“It’s going to go on a part that only [girlfriend] Grace will see,” said Bjorn. “It’s the worst decision I made all week.”
Everything else turned out perfectly for the Dane who masterminded a Ryder Cup rout of the favourites which saw records tumble.
Francesco Molinari, whose win over Phil Mickelson confirmed the return of the trophy, became the first European to win five points from five, while Sergio Garcia passed Sir Nick Faldo’s mark to become the most successful player in Ryder Cup history with his win over Rickie Fowler.

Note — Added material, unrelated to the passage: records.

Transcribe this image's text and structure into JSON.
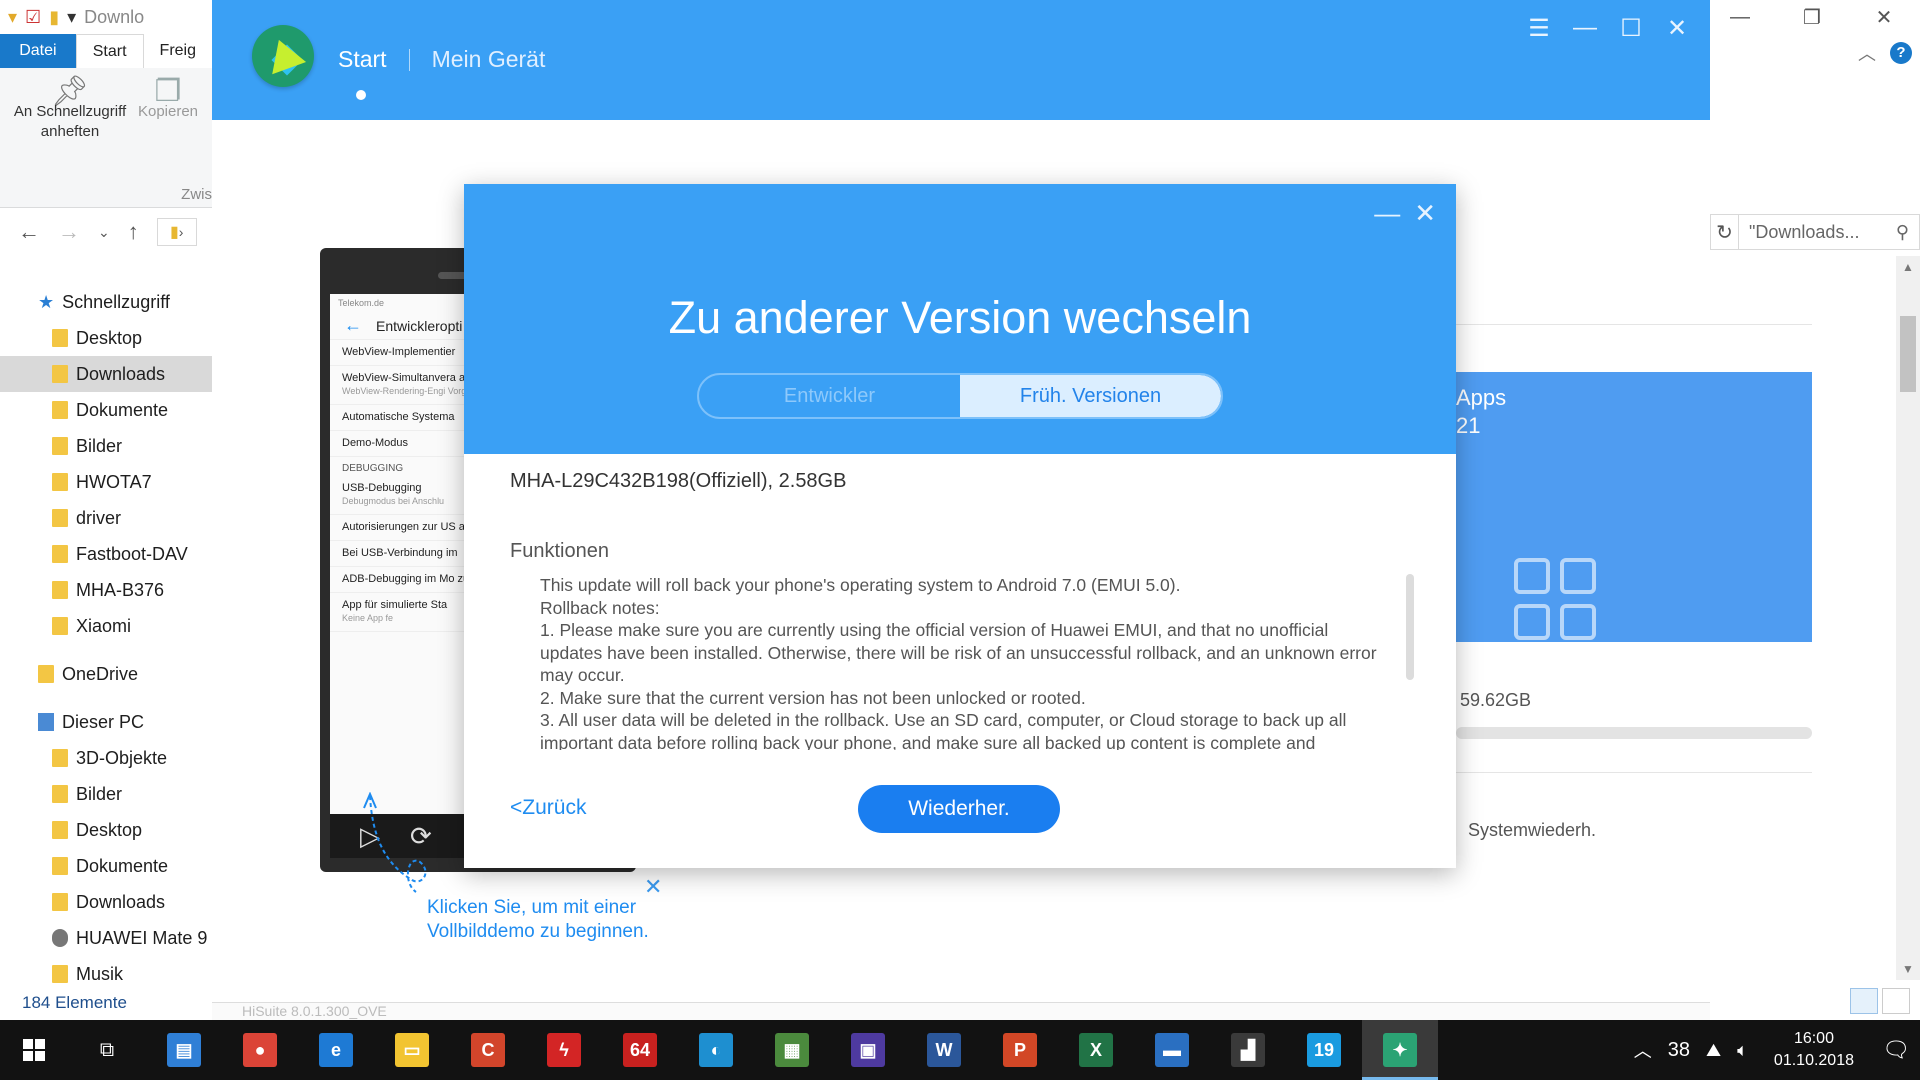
{
  "explorer": {
    "qat_title": "Downlo",
    "tabs": {
      "datei": "Datei",
      "start": "Start",
      "freig": "Freig"
    },
    "ribbon": {
      "pin": "An Schnellzugriff anheften",
      "copy": "Kopieren",
      "group": "Zwis"
    },
    "tree": [
      {
        "label": "Schnellzugriff",
        "icon": "star-icon",
        "level": 0
      },
      {
        "label": "Desktop",
        "icon": "folder-icon",
        "level": 1
      },
      {
        "label": "Downloads",
        "icon": "download-folder-icon",
        "level": 1,
        "selected": true
      },
      {
        "label": "Dokumente",
        "icon": "folder-icon",
        "level": 1
      },
      {
        "label": "Bilder",
        "icon": "folder-icon",
        "level": 1
      },
      {
        "label": "HWOTA7",
        "icon": "folder-icon",
        "level": 1
      },
      {
        "label": "driver",
        "icon": "folder-icon",
        "level": 1
      },
      {
        "label": "Fastboot-DAV",
        "icon": "folder-icon",
        "level": 1
      },
      {
        "label": "MHA-B376",
        "icon": "folder-icon",
        "level": 1
      },
      {
        "label": "Xiaomi",
        "icon": "folder-icon",
        "level": 1
      },
      {
        "label": "OneDrive",
        "icon": "folder-icon",
        "level": 0
      },
      {
        "label": "Dieser PC",
        "icon": "pc-icon",
        "level": 0
      },
      {
        "label": "3D-Objekte",
        "icon": "folder-icon",
        "level": 1
      },
      {
        "label": "Bilder",
        "icon": "folder-icon",
        "level": 1
      },
      {
        "label": "Desktop",
        "icon": "folder-icon",
        "level": 1
      },
      {
        "label": "Dokumente",
        "icon": "folder-icon",
        "level": 1
      },
      {
        "label": "Downloads",
        "icon": "download-folder-icon",
        "level": 1
      },
      {
        "label": "HUAWEI Mate 9",
        "icon": "drive-icon",
        "level": 1
      },
      {
        "label": "Musik",
        "icon": "folder-icon",
        "level": 1
      }
    ],
    "status": "184 Elemente",
    "search_text": "\"Downloads..."
  },
  "hisuite": {
    "nav": {
      "start": "Start",
      "device": "Mein Gerät"
    },
    "phone": {
      "status": "Telekom.de",
      "title": "Entwickleropti",
      "items": [
        {
          "title": "WebView-Implementier",
          "sub": ""
        },
        {
          "title": "WebView-Simultanvera aktivieren",
          "sub": "WebView-Rendering-Engi Vorgang ausführen"
        },
        {
          "title": "Automatische Systema",
          "sub": ""
        },
        {
          "title": "Demo-Modus",
          "sub": ""
        }
      ],
      "section": "DEBUGGING",
      "items2": [
        {
          "title": "USB-Debugging",
          "sub": "Debugmodus bei Anschlu"
        },
        {
          "title": "Autorisierungen zur US aufheben",
          "sub": ""
        },
        {
          "title": "Bei USB-Verbindung im",
          "sub": ""
        },
        {
          "title": "ADB-Debugging im Mo zulassen",
          "sub": ""
        },
        {
          "title": "App für simulierte Sta",
          "sub": "Keine App fe"
        }
      ]
    },
    "demo_hint": "Klicken Sie, um mit einer Vollbilddemo zu beginnen.",
    "apps_text": "Apps\n21",
    "storage_text": ": 59.62GB",
    "restore_link": "Systemwiederh.",
    "bottom_text": "HiSuite 8.0.1.300_OVE"
  },
  "dialog": {
    "title": "Zu anderer Version wechseln",
    "tab_dev": "Entwickler",
    "tab_old": "Früh. Versionen",
    "version": "MHA-L29C432B198(Offiziell), 2.58GB",
    "func_label": "Funktionen",
    "notes": "This update will roll back your phone's operating system to Android 7.0 (EMUI 5.0).\nRollback notes:\n1. Please make sure you are currently using the official version of Huawei EMUI, and that no unofficial updates have been installed. Otherwise, there will be risk of an unsuccessful rollback, and an unknown error may occur.\n2. Make sure that the current version has not been unlocked or rooted.\n3. All user data will be deleted in the rollback. Use an SD card, computer, or Cloud storage to back up all important data before rolling back your phone, and make sure all backed up content is complete and",
    "back": "<Zurück",
    "button": "Wiederher."
  },
  "taskbar": {
    "apps": [
      {
        "name": "control-panel-icon",
        "color": "#2f7fd6",
        "glyph": "▤"
      },
      {
        "name": "chrome-icon",
        "color": "#db4437",
        "glyph": "●"
      },
      {
        "name": "edge-icon",
        "color": "#1e7ad4",
        "glyph": "e"
      },
      {
        "name": "file-explorer-icon",
        "color": "#f2c431",
        "glyph": "▭"
      },
      {
        "name": "ccleaner-icon",
        "color": "#d2452b",
        "glyph": "C"
      },
      {
        "name": "flash-icon",
        "color": "#d32525",
        "glyph": "ϟ"
      },
      {
        "name": "aida64-icon",
        "color": "#c8211f",
        "glyph": "64"
      },
      {
        "name": "browser-icon",
        "color": "#1e8fd0",
        "glyph": "◐"
      },
      {
        "name": "gpu-icon",
        "color": "#4b8a3d",
        "glyph": "▦"
      },
      {
        "name": "cpu-icon",
        "color": "#4e3aa0",
        "glyph": "▣"
      },
      {
        "name": "word-icon",
        "color": "#2b579a",
        "glyph": "W"
      },
      {
        "name": "powerpoint-icon",
        "color": "#d24726",
        "glyph": "P"
      },
      {
        "name": "excel-icon",
        "color": "#217346",
        "glyph": "X"
      },
      {
        "name": "app-window-icon",
        "color": "#2a6fc1",
        "glyph": "▬"
      },
      {
        "name": "benchmark-icon",
        "color": "#3a3a3a",
        "glyph": "▟"
      },
      {
        "name": "calendar-19-icon",
        "color": "#1a9be0",
        "glyph": "19"
      },
      {
        "name": "hisuite-icon",
        "color": "#2ba374",
        "glyph": "✦",
        "active": true
      }
    ],
    "temp": "38",
    "time": "16:00",
    "date": "01.10.2018"
  }
}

“I’ve played two Ryder Cups before and I hadn’t won a match – I’d been carried by the other guys – so it was about time I was able to help them,” said Molinari.
“It wasn’t about one guy. I’m just so proud of everyone in the team. It’s an amazing group of guys. This team has been incredible from the start.
“We were determined to do the job. Nothing was going to stop us. You could see on Monday when we got together it wasn’t ending any other way.
“Any one of us would have deserved to claim the winning point – I was almost hoping it would be Sergio because to become the leading Ryder Cup pointscorer is an incredible achievement.”
Garcia promised Bjorn three points when he picked him as a wildcard and delivered his third of the contest yesterday.
“Sergio’s Ryder Cup story tells its own, it’s a whole thing of its own, and it’s a brilliant story. It’s a fantastic achievement,” said Bjorn.
“He is very much the centre of what we do, he is right in the middle of everything.”
Poulter, another of Bjorn’s wildcards, was in tears afterwards as he hugged his son Luke.
“I can’t quantify how much it means. You see it in the emotion when we hole putts and you see it in the emotion of the fans,” he said.
“To be able to represent Europe is extremely special; to be able to win this thing back is even more special.”
For the Americans it was a sixth successive away defeat and a humiliation for two of their grandees, Tiger Woods and Phil Mickelson. Neither scored a point.
It was the first time Woods, who appeared exhausted afterwards and struggled to put coherent sentences together, had drawn a blank at a Ryder Cup.
“We obviously didn’t win the cup. We didn’t execute like we had planned and wanted to,” said Woods.
“For me personally, I went 0-4 which is obviously very disappointing. To have a Ryder Cup end that way, for me personally, doesn’t feel very good because I didn’t help my team-mates earn any points.”